Assigned task:
Exclude all pictures from your copy of the data below, which should otherwise match exactly.

Records:
───
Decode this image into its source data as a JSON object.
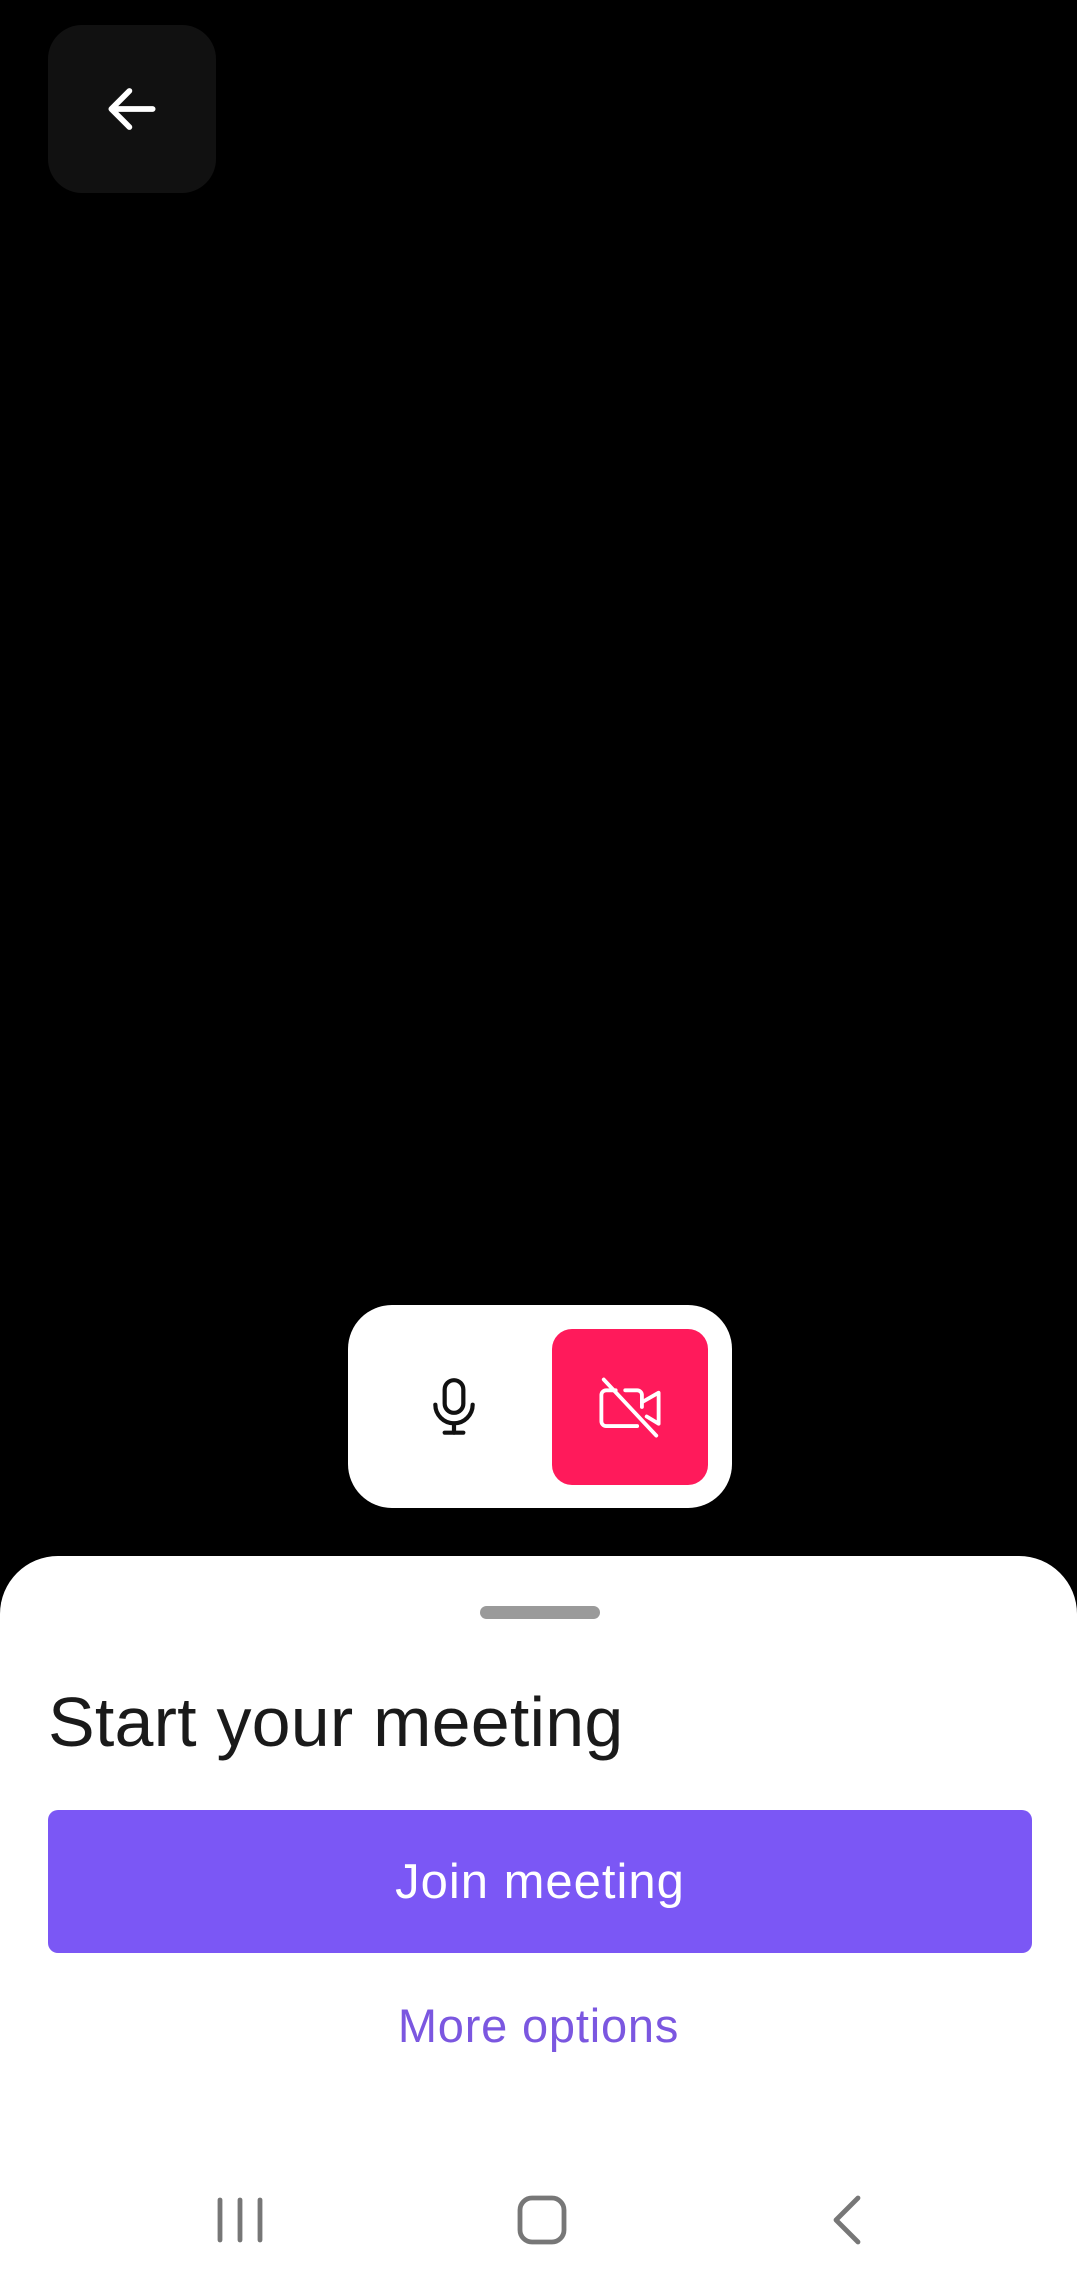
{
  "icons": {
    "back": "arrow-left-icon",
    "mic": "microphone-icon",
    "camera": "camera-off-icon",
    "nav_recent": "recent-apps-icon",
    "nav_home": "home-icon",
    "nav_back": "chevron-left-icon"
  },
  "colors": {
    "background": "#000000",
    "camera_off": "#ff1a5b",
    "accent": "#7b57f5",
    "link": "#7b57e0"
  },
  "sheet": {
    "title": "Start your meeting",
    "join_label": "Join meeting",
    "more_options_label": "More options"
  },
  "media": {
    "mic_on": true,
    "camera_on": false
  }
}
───
Result for this exercise:
Decode this image into its source data as a JSON object.
{
  "icons": {
    "back": "arrow-left-icon",
    "mic": "microphone-icon",
    "camera": "camera-off-icon",
    "nav_recent": "recent-apps-icon",
    "nav_home": "home-icon",
    "nav_back": "chevron-left-icon"
  },
  "colors": {
    "background": "#000000",
    "camera_off": "#ff1a5b",
    "accent": "#7b57f5",
    "link": "#7b57e0"
  },
  "sheet": {
    "title": "Start your meeting",
    "join_label": "Join meeting",
    "more_options_label": "More options"
  },
  "media": {
    "mic_on": true,
    "camera_on": false
  }
}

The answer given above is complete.